Calgary lawyer Michael Greene from the CBA’s Immigration Law Section appeared this week before the House Standing Committee on Public Safety and National Security to give recommendations on Bill C-23 on  the preclearance of persons and goods in Canada and the United States.  The submission is here, and CBA National reported on it last month. We caught up with Greene and asked him to explain why the CBA Sections do not support Bill C-23 in its current form.  He also shares his views on some of the challenges involved in changing the legislation.

Read More
Human rights

CBA appearance on transgender bill

By Yves Faguy May 15, 2017 15 May 2017

CBA appearance on transgender bill

 

Last week, Marie Laure Leclercq, lawyer with De Grandpré Chait, and Siobhan O’Brien, associate with Hicks Morley, appeared on behalf of the CBA before the Senate Legal and Constitutional Affairs Committee. The CBA believes the bill will advance equality in Canada, and provide tangible protections for transgender people from discrimination and hate crimes. 

It encouraged Senators to pass Bill C-16, An Act to Amend the Canadian Human Rights Act and the Criminal Code, without further amendment. CBA National reported in March on how the Senate has been delaying and frustrating passage of the act. The CBA’s submission reads:

Bill C-16 represents a long overdue step to include these protections expressly in areas of federal jurisdiction. This is not a bold move, nor should it be controversial. The Canadian Human Rights Commission takes the position that the Commission, the Tribunal and the courts view gender identity and gender expression as protected by the Canadian Human Rights Act. Statutory protections on one or both of these grounds are already available in all but one territory (Yukon). In all jurisdictions, protections for transgender persons are implicit in the law.

It’s worth noting that the Yukon government introduced a trans rights bill in its legislature last month.  Two bills in New Brunswick aimed at expanding trans rights passed final reading last month.

Read More
Environmental law

Carta de Foresta: A guide for protecting the commons and individual rights

By Yves Faguy May 15, 2017 15 May 2017

Carta de Foresta: A guide for protecting the commons and individual rights

 

As far as medieval English Charters go, Magna Carta, famous for curbing royal authority and arbitrary use of power, is unquestionably the most celebrated.

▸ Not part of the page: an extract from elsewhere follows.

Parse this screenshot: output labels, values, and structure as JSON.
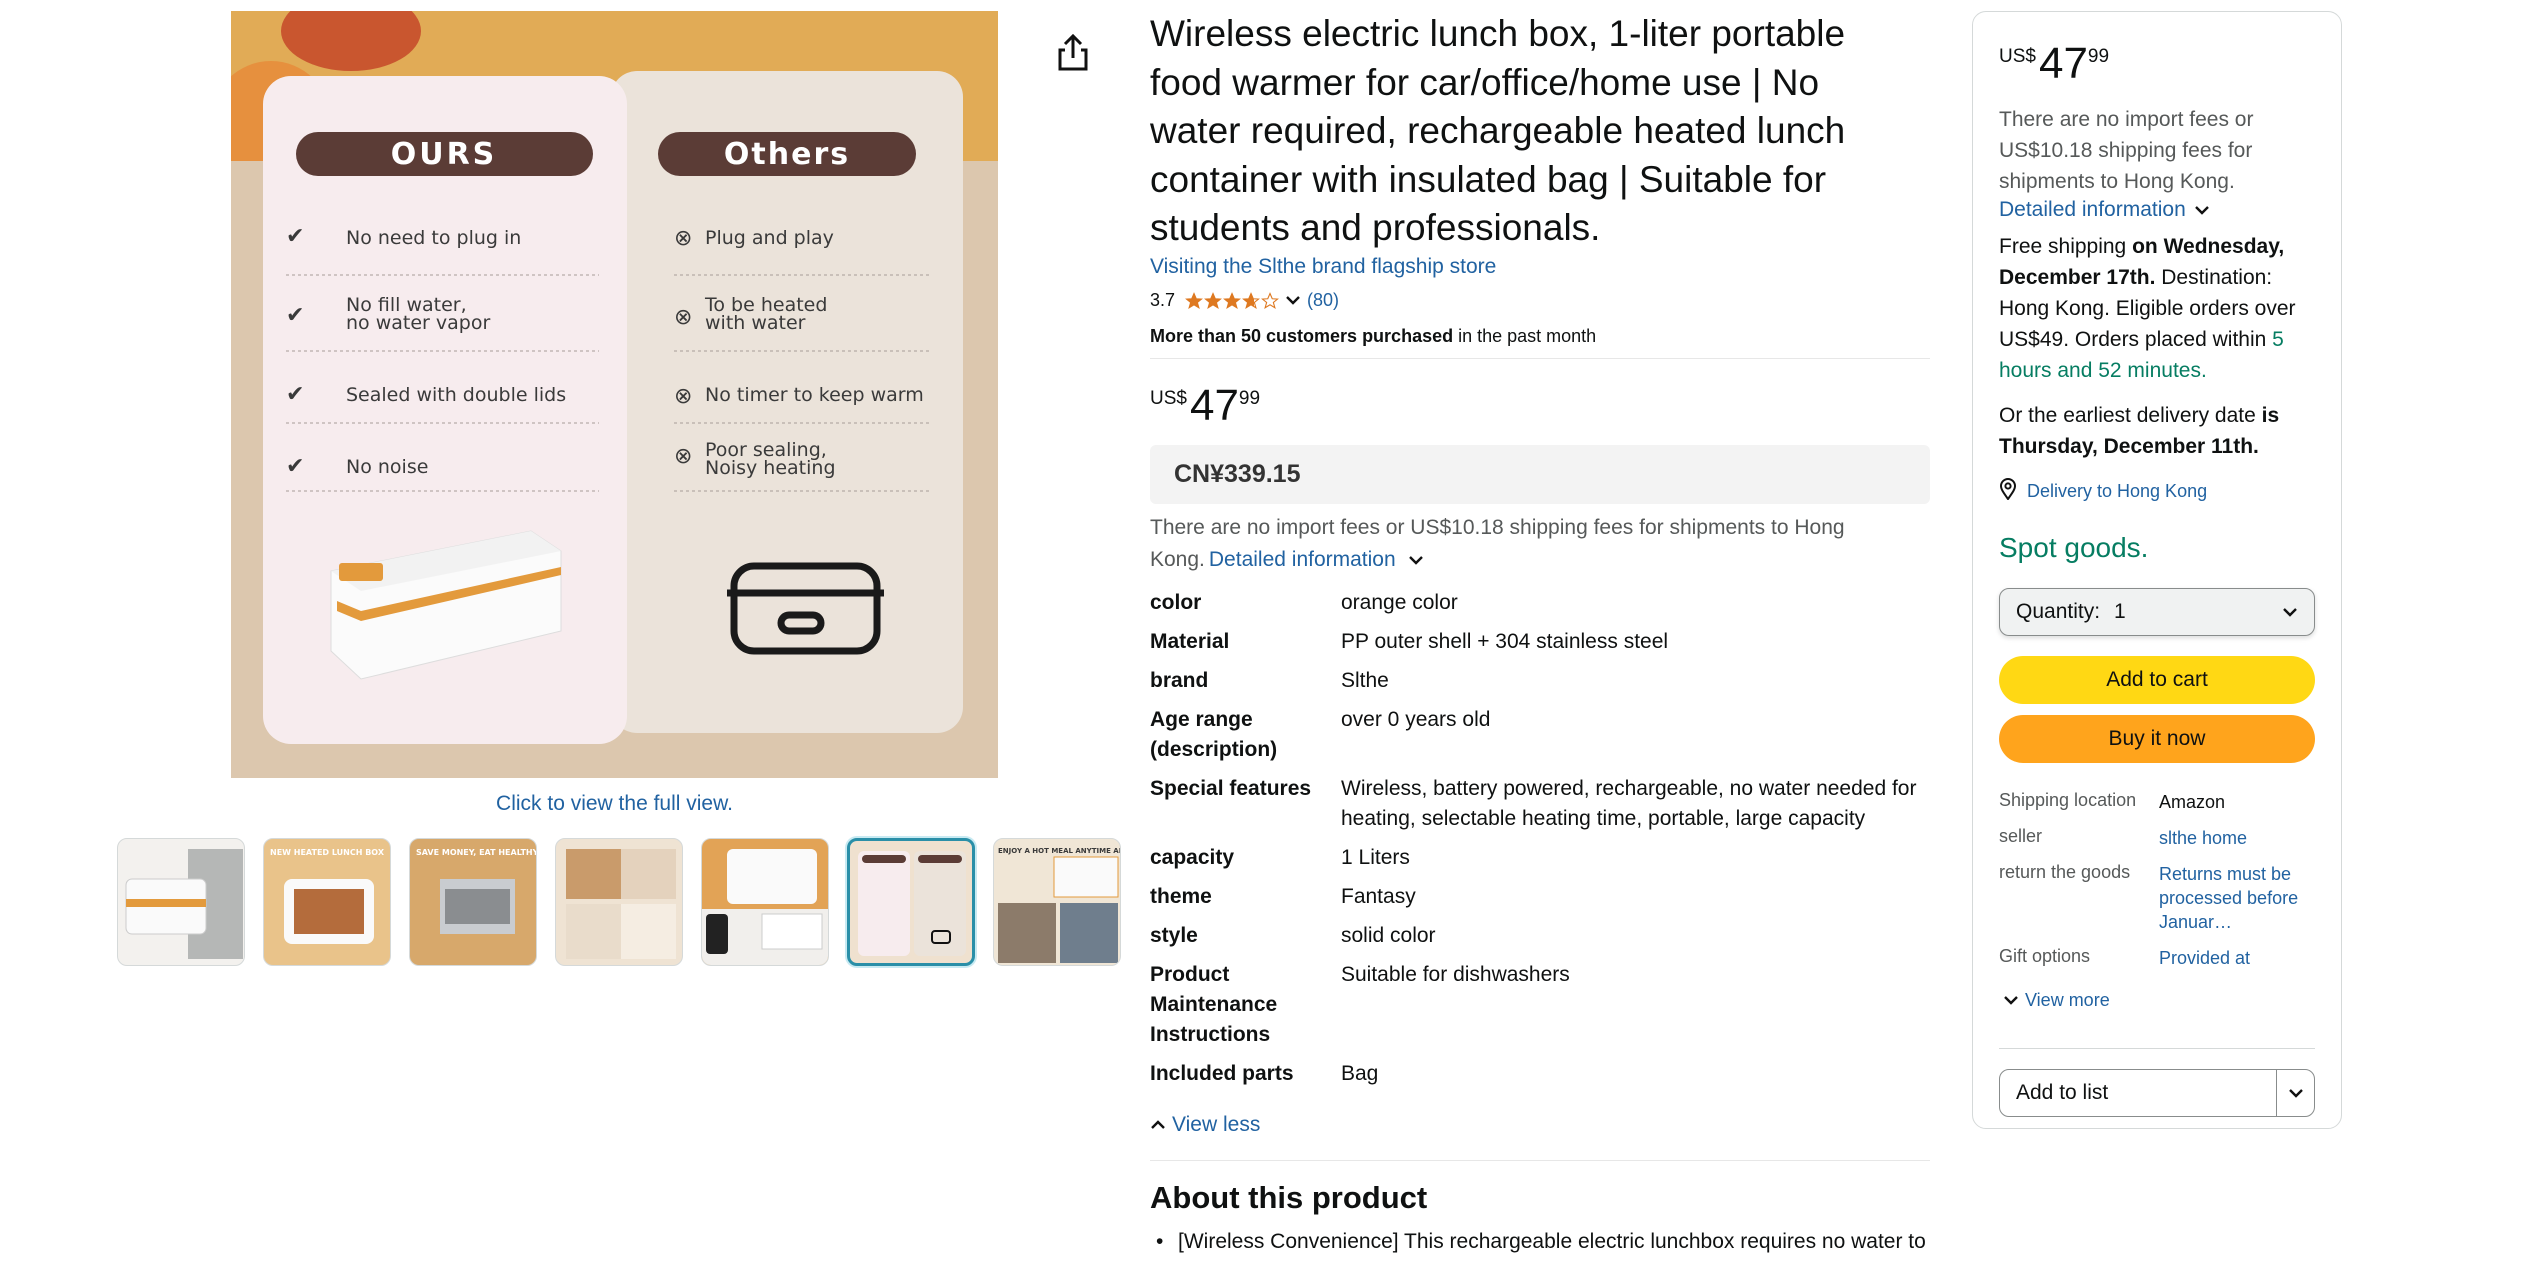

Lesser known today, but no less successful in its own time, is the Great Charter’s younger cousin, Carta de Foresta.

Also known as the Charter of the Forest of 1217, it was radically in its impact, in that it returned to private ownership vast areas of forest that had been expropriated by England’s kings, all the way back to William the Conqueror.  It also gave a right of common access to royal private lands.

It was issued by the nine-year old King Henry III in 1217, and reaffirmed many times thereafter over the next eight centuries, often in tandem with Magna Carta.  Carta de Foresta remained in force as a statute in England until it was replaced by the superbly named Wild Creatures and Forest Laws Act in 1971.

Read More